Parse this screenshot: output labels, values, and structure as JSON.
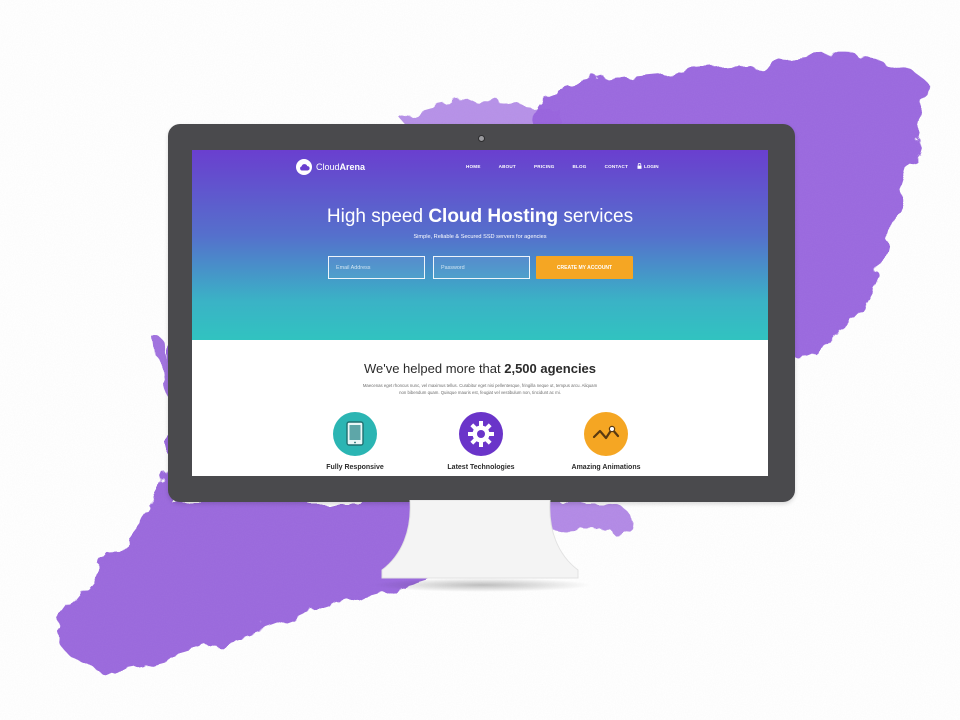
{
  "brand": {
    "name_light": "Cloud",
    "name_bold": "Arena",
    "icon": "cloud-icon"
  },
  "nav": {
    "items": [
      {
        "label": "HOME"
      },
      {
        "label": "ABOUT"
      },
      {
        "label": "PRICING"
      },
      {
        "label": "BLOG"
      },
      {
        "label": "CONTACT"
      }
    ],
    "login_label": "LOGIN",
    "login_icon": "lock-icon"
  },
  "hero": {
    "title_pre": "High speed ",
    "title_bold": "Cloud Hosting",
    "title_post": " services",
    "subtitle": "Simple, Reliable & Secured SSD servers for agencies",
    "email_placeholder": "Email Address",
    "password_placeholder": "Password",
    "cta_label": "CREATE MY ACCOUNT",
    "gradient_top": "#6a3fcf",
    "gradient_bottom": "#31c3c0",
    "cta_color": "#f5a623"
  },
  "agencies": {
    "title_pre": "We've helped more that ",
    "title_bold": "2,500 agencies",
    "body": "Maecenas eget rhoncus nunc, vel maximus tellus. Curabitur eget nisi pellentesque, fringilla neque ut, tempus arcu. Aliquam non bibendum quam. Quisque mauris est, feugiat vel vestibulum non, tincidunt ac mi."
  },
  "features": [
    {
      "label": "Fully Responsive",
      "icon": "tablet-icon",
      "color": "#2bb5b3"
    },
    {
      "label": "Latest Technologies",
      "icon": "gear-icon",
      "color": "#6a34c9"
    },
    {
      "label": "Amazing Animations",
      "icon": "chart-line-icon",
      "color": "#f5a623"
    }
  ],
  "decor": {
    "splash_color": "#8a4fd8",
    "monitor_color": "#4a4a4d"
  }
}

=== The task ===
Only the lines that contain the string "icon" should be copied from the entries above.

=== Completed exercise ===
    "icon": "cloud-icon"
    "login_icon": "lock-icon"
      "icon": "tablet-icon",
      "icon": "gear-icon",
      "icon": "chart-line-icon",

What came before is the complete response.